Friday, August 23, 2013


I'll be honest with you.  I listen to all kinds of music.  I like everything (except "music" that is just yelling and screaming and obscenities).  The kids and I often flip through radio stations as we travel around.  I do not like talk radio.  For some reason, talk on the radio gives me flashbacks to one of my professors at Mars Hill College.  I remember falling asleep in that class several times...I can't even remember what class it was, just that the professor droned on and on that I would lose focus and check out.  Talk radio has the same effect on me...which is obviously not a good plan while I'm driving. 

The other day I was driving from Arden to Oakley, and I had the radio on to our local Christian station.  It was the transition part of the day where the music goes away and the talking begins.  Usually, I flip the station, but I didn't this time.  Focus on the Family was coming on the air and Jim Daly's intro stuck with me.  He was talking about marriage, and I was poised to switch stations, but I really liked this imagery.  He said something to the effect that our culture today views marriage as a contract, not a vow.  He also used pledge and covenant as words we should associate with marriage.  I'm a words person, and that may have been what sucked me in.  

When I got home that evening, I started looking up definitions and origins of phrases.  So, bear with me (definitions from

contract- an agreement between two or more parties for the doing or not doing of something specified.

vow- a solemn promise or assertion; specifically : one by which a person is bound to an act, service, or condition; to bind or consecrate

pledge- solemn promise or agreement to do or refrain from doing something:

covenant-  usually formal, solemn, and binding agreement 

When I hear the word "contract", I think of a business agreement.  I have the image of a deal being struck and each person is obligated to the agreement until they have fulfilled their end of the deal.  If I look at this same word while viewing marriage, it's disturbing.  Like Dr. Daly was saying, many people have this view on their marital relationships.  Once someone has "put in their time" or they feel they've done their part of the deal, they can break their contract.  

Now, please hear me when I say that I am a realist.  I am fighting very hard not to be a cynic, but I am absolutely not a romantic.  BUT, when I looked at the words "vow", "pledge", and "covenant" I feel very hopeful.  In the definitions for all of these terms, the word solemn is linked to it.  In other words, this is serious!  And, I love the imagery used with "bound" and "binding" in the above definitions.  If people went into a marriage seriously promising to tie themselves to their mate for life, what a difference.  In my little mind, I use words and pictures together.  I hear bound and I think of a mother with a child swaddled and wrapped closely to her body.  The two of them are bound together. They can feel each other and see each other.  If the Mama stumbles, the baby will feel it.  I think of captives who are bound to one another with chains.  They are sharing the experience, they are linked together,  Whatever one does, the other feels.  

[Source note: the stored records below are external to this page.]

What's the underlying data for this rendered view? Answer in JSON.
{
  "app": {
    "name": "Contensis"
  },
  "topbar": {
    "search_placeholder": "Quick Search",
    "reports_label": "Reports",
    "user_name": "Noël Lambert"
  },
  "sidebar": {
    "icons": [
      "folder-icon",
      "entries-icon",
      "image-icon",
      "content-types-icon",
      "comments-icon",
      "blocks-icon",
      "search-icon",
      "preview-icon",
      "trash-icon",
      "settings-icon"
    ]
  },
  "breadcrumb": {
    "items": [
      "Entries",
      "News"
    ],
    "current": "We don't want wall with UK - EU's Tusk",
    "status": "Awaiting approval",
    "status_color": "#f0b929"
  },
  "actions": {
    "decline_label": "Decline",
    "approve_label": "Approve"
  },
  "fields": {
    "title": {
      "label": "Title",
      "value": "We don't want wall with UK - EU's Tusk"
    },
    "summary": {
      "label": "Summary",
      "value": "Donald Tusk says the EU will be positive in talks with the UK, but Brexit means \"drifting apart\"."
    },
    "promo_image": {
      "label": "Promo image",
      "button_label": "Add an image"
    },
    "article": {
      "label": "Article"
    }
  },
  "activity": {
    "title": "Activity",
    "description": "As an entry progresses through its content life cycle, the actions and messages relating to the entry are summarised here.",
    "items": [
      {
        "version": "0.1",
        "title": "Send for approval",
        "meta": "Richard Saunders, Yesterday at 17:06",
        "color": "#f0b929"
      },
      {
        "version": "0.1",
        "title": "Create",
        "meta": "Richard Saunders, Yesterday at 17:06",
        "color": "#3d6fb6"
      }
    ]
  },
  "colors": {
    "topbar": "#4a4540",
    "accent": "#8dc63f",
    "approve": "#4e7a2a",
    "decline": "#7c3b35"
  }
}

At my most romantic (which is limited at best) I envision a husband and wife saying to one another that solemnly vow, seriously promise, to tie their life up with their mate.  They are saying that if you hurt, I'll hurt. If you rejoice, I'll rejoice.  If you fall, I'll stumble...but because we are bound together, I'll help pull you back up.  I wish people would really think about the words they say on their wedding day.  I wish they would realized how heavy a vow is.  I wish more people would weigh out the promises they make to another person...If ever I am fortunate enough to take that vow again, I will have to think long and hard about what words to use.  If I am going to bind my life with someone else, I want to know that the bond will be unbreakable.

I have learned there is no guarantee in relationships.  But, I wholeheartedly believe that if Christ is the center of a marriage, that marriage will survive and thrive.  Do you remember making friendship bracelets when you were younger?  Remember getting those three pieces of thread, knotting them together at the top, then weaving them together to make your jewelry?  That's what I picture for a marriage...three strands...husband, wife, and Christ...woven together in their hearts, minds, and life...bound together, not to be broken apart.

No comments:

Post a Comment